Content starts
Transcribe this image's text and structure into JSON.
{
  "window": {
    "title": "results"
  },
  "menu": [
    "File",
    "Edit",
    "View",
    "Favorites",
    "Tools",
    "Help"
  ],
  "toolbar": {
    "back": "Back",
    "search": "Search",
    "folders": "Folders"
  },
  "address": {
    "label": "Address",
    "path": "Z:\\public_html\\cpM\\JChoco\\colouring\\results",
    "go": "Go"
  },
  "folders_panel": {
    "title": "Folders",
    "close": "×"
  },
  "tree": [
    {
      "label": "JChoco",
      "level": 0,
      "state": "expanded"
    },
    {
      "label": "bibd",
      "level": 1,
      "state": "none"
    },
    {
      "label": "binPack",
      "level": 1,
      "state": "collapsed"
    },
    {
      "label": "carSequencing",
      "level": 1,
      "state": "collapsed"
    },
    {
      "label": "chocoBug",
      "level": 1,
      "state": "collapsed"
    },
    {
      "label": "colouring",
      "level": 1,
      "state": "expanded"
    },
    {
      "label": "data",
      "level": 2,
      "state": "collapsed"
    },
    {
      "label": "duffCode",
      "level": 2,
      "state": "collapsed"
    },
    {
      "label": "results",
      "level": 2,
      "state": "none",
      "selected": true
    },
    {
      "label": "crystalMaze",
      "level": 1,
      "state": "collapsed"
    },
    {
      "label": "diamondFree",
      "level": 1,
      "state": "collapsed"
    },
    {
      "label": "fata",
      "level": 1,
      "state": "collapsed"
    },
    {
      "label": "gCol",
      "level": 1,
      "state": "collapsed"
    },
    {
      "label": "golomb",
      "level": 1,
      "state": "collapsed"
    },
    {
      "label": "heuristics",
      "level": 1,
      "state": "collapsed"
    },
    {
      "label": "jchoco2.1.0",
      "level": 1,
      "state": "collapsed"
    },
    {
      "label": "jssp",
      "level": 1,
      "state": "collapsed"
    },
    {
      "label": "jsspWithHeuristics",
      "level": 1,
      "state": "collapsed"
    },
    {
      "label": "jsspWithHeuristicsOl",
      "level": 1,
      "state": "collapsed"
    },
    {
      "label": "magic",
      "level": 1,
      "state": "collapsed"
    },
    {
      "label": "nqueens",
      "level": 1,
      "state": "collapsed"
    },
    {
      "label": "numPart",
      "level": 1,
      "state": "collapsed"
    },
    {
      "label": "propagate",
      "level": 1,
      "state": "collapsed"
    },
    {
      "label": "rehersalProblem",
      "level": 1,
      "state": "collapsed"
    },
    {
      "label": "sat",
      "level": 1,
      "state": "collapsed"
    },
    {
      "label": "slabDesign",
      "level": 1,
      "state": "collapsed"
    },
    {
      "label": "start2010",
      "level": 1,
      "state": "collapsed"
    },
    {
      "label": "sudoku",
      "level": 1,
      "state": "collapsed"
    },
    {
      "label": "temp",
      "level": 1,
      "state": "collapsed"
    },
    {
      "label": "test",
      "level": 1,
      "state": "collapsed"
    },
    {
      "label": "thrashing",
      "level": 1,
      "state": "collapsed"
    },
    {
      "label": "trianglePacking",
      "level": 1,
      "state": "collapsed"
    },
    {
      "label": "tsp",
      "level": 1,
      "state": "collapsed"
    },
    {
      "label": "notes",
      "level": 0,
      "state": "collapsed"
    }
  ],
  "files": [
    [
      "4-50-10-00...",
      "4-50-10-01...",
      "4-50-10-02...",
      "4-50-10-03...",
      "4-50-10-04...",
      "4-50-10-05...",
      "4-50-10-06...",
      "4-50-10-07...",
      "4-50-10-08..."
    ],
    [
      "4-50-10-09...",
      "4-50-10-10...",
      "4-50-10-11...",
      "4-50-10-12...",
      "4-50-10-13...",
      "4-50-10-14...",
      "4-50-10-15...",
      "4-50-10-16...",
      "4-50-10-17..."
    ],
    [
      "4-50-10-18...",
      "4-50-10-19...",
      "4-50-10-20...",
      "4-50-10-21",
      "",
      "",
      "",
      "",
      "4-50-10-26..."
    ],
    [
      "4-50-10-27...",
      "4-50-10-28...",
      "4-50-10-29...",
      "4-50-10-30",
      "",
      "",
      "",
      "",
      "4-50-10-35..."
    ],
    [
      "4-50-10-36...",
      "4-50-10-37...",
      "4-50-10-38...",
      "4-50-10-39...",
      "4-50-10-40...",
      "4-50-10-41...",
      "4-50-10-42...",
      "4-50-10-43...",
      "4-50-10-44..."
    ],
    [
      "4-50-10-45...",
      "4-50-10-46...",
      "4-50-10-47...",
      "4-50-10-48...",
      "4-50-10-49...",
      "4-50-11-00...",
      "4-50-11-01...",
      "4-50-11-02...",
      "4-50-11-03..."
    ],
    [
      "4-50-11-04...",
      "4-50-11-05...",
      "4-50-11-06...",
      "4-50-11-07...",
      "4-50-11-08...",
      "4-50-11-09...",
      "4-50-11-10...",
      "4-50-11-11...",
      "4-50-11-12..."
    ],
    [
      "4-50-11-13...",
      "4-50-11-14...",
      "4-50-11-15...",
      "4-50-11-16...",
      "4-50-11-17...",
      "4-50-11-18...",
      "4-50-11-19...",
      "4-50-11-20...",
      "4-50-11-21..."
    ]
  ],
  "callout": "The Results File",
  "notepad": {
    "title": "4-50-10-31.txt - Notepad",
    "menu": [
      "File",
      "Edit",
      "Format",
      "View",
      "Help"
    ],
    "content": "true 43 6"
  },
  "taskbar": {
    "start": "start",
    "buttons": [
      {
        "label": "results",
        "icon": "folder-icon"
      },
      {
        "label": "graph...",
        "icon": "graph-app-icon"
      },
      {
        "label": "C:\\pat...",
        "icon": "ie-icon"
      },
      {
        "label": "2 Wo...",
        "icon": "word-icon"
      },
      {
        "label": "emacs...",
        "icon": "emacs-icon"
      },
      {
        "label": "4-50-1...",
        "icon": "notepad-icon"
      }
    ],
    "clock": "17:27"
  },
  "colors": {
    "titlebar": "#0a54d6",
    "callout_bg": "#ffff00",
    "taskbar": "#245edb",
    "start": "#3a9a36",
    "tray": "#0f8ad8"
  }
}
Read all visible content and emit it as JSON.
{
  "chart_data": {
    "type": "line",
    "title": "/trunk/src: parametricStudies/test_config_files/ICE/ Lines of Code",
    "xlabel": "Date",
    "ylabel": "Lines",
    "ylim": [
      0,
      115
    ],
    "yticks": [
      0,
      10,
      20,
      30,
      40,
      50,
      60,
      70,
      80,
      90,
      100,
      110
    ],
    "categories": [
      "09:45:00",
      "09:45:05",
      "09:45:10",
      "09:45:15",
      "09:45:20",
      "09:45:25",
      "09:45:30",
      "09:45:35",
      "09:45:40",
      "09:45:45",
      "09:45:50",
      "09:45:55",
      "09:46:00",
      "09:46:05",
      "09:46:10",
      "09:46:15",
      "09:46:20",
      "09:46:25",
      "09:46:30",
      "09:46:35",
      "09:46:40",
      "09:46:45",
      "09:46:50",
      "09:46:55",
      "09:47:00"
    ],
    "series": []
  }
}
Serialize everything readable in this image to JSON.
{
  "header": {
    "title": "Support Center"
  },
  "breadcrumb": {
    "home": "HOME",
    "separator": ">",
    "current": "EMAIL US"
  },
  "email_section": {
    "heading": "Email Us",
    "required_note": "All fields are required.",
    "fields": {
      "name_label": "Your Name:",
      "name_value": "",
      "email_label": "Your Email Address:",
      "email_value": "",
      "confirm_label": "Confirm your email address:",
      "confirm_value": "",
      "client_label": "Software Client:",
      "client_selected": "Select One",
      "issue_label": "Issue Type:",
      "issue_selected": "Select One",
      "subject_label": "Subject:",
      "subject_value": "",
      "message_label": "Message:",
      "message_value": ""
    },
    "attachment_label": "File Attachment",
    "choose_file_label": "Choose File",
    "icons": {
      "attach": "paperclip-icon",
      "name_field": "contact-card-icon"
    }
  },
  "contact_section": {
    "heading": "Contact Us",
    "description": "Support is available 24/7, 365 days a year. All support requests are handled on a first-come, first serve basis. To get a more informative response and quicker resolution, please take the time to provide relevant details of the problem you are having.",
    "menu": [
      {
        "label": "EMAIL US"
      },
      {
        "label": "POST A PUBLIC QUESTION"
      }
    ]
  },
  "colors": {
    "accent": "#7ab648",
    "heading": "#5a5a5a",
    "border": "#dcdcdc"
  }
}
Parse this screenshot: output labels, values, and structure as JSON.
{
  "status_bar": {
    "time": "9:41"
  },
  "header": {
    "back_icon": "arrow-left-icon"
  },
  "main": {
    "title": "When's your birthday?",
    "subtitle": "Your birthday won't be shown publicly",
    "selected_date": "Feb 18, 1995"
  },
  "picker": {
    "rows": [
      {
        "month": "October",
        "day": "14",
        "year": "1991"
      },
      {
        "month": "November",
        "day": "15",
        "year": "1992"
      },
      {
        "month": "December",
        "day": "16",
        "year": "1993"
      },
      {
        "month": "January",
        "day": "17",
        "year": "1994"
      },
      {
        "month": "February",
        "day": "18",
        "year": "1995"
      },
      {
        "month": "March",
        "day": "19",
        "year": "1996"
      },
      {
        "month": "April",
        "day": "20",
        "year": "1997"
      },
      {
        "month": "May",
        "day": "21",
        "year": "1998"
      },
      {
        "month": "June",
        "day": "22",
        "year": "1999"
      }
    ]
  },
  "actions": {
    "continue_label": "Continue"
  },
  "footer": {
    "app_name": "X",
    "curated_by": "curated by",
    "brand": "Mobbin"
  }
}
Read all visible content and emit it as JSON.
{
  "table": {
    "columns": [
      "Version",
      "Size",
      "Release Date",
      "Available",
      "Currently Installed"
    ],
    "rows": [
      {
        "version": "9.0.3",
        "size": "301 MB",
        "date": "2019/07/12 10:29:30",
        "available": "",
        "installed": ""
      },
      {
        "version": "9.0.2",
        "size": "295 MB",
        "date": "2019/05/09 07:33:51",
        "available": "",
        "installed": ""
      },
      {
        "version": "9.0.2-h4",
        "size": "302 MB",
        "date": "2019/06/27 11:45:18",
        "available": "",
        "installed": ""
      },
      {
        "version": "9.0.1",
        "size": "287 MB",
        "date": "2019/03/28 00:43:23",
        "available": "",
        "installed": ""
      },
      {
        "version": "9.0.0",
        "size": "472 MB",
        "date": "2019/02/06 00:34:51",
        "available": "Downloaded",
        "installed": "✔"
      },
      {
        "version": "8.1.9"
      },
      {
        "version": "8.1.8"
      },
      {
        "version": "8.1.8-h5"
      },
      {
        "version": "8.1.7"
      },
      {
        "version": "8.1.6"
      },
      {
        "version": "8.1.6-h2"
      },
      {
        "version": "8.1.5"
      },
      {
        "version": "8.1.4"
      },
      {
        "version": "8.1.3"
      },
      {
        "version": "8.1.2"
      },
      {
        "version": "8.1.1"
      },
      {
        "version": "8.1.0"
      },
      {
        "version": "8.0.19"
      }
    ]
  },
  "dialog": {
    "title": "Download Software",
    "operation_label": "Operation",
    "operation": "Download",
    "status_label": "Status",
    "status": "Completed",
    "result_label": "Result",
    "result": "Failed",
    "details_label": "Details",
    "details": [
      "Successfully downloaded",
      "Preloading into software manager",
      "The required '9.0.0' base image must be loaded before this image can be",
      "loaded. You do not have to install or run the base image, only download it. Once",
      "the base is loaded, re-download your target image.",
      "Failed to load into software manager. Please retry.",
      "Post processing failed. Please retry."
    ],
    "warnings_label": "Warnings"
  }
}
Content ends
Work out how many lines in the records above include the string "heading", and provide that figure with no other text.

Reply to the task | 3